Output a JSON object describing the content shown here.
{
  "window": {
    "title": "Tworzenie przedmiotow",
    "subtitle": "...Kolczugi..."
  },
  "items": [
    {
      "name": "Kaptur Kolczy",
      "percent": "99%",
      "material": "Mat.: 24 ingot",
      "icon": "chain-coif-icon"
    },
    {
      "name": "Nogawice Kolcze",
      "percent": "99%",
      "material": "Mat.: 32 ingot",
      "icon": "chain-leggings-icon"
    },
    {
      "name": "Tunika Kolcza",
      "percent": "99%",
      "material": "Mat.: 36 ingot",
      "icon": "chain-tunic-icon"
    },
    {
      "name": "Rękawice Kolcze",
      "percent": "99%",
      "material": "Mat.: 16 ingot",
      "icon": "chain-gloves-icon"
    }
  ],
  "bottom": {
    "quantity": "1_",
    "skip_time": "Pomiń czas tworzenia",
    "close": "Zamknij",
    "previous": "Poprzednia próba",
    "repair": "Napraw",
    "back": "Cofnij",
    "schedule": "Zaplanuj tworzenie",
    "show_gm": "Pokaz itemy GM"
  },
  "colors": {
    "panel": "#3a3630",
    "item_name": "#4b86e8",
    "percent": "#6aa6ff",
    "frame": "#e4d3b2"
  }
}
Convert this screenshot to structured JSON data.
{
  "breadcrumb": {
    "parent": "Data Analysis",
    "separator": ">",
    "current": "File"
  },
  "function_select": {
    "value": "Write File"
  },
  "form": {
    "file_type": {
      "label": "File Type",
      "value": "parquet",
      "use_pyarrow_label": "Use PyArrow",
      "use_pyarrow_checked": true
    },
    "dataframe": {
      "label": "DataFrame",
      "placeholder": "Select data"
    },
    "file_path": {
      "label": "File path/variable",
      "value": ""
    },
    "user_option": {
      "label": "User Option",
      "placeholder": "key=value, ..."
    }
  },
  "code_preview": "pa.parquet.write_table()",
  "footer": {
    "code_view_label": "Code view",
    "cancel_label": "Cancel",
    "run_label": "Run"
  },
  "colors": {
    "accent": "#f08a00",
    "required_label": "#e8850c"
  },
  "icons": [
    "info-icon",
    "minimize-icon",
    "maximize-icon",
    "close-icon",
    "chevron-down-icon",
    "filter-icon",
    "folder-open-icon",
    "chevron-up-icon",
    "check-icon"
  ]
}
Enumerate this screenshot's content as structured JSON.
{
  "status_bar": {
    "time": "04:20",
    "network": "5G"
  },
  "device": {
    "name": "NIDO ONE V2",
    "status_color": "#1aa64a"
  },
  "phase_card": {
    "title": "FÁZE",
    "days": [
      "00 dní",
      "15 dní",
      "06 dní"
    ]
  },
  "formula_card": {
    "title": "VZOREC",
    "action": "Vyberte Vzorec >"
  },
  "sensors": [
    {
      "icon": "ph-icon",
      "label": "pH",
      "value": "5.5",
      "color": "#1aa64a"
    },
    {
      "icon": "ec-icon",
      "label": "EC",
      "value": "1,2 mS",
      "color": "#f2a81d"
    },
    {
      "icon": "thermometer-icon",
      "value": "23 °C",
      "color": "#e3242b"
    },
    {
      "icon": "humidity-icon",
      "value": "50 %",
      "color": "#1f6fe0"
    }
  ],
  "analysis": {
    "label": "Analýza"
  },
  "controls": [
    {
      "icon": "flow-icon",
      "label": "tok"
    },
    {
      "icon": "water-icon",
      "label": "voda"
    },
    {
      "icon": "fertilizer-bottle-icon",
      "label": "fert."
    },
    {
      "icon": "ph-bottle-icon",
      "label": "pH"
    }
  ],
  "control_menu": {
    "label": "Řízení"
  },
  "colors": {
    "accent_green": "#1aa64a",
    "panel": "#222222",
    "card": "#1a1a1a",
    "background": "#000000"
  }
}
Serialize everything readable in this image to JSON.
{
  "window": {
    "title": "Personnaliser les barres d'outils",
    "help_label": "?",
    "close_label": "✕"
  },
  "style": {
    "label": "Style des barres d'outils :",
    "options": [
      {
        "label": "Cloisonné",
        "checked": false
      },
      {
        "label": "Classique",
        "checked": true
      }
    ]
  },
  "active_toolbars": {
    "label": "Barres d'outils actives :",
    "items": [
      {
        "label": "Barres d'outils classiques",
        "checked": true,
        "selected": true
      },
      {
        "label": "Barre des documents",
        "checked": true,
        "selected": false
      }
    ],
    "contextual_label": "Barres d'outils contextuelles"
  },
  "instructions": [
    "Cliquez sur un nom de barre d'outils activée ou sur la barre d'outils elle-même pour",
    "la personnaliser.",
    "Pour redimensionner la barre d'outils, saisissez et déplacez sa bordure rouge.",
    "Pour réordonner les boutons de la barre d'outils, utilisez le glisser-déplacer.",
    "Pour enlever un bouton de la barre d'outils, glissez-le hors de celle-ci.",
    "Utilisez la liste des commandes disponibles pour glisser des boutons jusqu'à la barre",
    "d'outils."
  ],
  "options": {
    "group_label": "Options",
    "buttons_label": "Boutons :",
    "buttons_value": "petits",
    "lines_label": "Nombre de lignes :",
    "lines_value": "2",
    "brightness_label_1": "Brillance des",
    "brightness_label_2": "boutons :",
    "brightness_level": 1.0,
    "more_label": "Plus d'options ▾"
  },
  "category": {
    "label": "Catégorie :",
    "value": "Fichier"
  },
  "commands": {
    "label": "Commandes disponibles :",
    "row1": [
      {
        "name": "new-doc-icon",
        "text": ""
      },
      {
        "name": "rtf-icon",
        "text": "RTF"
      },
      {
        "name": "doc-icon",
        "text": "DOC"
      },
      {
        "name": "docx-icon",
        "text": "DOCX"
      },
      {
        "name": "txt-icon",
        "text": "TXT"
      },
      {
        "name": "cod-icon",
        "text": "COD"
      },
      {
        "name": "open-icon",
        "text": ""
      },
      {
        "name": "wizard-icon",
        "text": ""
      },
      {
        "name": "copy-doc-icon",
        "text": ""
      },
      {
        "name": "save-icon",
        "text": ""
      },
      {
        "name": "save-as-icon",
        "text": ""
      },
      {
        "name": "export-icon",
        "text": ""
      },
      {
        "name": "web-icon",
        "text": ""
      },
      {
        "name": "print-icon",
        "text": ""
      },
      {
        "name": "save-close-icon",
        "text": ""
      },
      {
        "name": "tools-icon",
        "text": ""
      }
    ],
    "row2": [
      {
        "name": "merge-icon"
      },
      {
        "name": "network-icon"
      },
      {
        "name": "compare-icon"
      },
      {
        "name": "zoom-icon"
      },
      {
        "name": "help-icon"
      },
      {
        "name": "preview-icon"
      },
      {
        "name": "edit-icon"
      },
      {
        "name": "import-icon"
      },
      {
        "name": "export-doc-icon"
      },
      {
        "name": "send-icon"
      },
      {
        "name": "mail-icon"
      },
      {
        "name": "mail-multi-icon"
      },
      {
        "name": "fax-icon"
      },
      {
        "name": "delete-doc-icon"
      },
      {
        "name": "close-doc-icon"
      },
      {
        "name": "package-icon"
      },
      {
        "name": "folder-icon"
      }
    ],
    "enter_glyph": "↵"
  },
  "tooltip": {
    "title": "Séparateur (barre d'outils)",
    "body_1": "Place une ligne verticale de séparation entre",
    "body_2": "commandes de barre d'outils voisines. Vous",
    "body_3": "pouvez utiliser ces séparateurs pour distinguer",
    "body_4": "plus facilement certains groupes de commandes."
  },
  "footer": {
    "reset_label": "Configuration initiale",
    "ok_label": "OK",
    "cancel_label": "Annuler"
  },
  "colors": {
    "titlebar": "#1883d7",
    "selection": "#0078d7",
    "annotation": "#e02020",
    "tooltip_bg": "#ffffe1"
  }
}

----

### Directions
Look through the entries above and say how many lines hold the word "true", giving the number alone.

### Answer to this task
5